Inmates at Angola make syrup the old-fashioned way

Inmates at Angola make syrup the old-fashioned way

ANGOLA, LA (WAFB) - A sign of the season in south Louisiana is the sugar cane harvest.

Angola Prison has harvested cane and is making syrup from two popular south Louisiana strains. Warden Burl Cain said the prison planted LSU-developed "Plaquemine Cain," which produces more sugar than most and the traditional Blue Ribbon Cane. They mix the two to make their special inmate syrup.

The inmate sugar mills are both antiquated. One is mule-drawn, which Warden Cain purchased from a central Mississippi farmer. The other is the prison's old sugar mill. It was used in the sugar refinery that was on-site up until it was sold and moved off-site in the 1970s. Cain sees the venture as a living history exhibit. He shows school children the old fashioned farming ways when they visit the prison.

Cain said he can even show visitors an original copper pot they use that was part of the old prison refinery back in the early 1900s. The copper, by modern standards, is probably worth thousands of dollars (speculated).

Inmate Pete Clement grew up on a farm that prepared syrup every year. He has been chosen to train the other inmates on the process. They planted the first year and this is the third year, but only their second making the syrup. Clement said this year, it is easier.

"We've had a real good year with it this year," Clement said. "We've had the weather and everybody knew what to do this year. It's going really well."

Once the syrup is squeezed from the mill, it is transported as a liquid to large stainless steel trays over an intense wood fire. They are refined on high heat while inmates with ladles skim the impurities off the surface of the syrup. One inmate steadily feeds the fire with wood.

The rendered syrup is then poured through a silk filter to remove even more debris from it and the whole batch is allowed to cool.

On this work day, inmates would get biscuits and syrup, still warm off the production line. They worked later into the day and had syrup on their lunches, too. Fruits of the labor, one inmate said okra and syrup tastes pretty good.

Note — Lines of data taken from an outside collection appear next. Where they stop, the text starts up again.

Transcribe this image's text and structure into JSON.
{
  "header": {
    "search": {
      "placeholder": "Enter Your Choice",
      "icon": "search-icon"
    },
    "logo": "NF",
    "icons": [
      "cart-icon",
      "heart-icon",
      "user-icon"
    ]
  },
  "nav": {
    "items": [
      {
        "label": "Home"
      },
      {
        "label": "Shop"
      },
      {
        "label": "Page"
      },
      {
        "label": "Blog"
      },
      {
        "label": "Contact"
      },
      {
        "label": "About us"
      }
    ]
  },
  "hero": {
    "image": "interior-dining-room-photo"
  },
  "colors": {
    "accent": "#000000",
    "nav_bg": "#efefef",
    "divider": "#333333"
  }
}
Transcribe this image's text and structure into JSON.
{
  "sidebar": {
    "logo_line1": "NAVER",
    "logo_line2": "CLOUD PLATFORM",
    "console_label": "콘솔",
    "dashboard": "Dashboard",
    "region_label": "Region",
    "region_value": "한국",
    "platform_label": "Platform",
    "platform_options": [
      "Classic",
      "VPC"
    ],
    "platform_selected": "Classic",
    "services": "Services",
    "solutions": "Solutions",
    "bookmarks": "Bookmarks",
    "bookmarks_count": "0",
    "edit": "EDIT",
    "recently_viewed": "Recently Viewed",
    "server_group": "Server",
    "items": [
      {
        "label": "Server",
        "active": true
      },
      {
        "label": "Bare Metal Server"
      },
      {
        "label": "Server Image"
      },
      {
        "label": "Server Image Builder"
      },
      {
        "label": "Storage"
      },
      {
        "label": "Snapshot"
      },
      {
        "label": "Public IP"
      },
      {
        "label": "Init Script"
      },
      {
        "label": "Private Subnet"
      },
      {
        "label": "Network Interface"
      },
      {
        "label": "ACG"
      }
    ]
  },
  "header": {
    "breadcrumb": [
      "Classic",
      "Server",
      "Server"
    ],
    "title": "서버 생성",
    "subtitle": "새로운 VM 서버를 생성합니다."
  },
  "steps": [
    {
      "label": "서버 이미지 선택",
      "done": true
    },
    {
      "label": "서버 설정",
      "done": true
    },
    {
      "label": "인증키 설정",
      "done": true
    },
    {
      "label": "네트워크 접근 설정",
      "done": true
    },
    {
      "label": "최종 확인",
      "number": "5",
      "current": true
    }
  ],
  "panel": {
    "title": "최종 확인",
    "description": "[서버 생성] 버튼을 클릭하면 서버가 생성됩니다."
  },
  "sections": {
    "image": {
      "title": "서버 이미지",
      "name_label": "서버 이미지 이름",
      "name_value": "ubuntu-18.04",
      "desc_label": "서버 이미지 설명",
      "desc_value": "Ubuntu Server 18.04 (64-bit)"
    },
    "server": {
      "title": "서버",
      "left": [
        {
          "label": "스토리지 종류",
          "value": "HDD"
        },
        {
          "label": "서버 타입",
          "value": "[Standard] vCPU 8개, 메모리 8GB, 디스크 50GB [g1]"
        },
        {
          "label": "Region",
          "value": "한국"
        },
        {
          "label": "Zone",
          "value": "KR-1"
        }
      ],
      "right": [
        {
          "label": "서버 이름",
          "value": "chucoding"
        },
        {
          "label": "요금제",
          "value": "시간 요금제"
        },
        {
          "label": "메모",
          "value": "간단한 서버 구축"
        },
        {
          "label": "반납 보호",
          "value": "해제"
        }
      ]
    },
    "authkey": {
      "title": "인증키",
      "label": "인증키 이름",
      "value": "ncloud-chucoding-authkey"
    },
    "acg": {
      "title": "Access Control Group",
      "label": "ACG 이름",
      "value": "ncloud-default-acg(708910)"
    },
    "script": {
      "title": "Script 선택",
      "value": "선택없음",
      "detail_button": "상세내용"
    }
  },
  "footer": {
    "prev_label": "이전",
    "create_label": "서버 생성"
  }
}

You can buy the syrup in the Angola Prison Museum shop. It'll be in small jars, right alongside the jellies, jams and prison hot sauce.

Copyright 2014 WAFB. All rights reserved.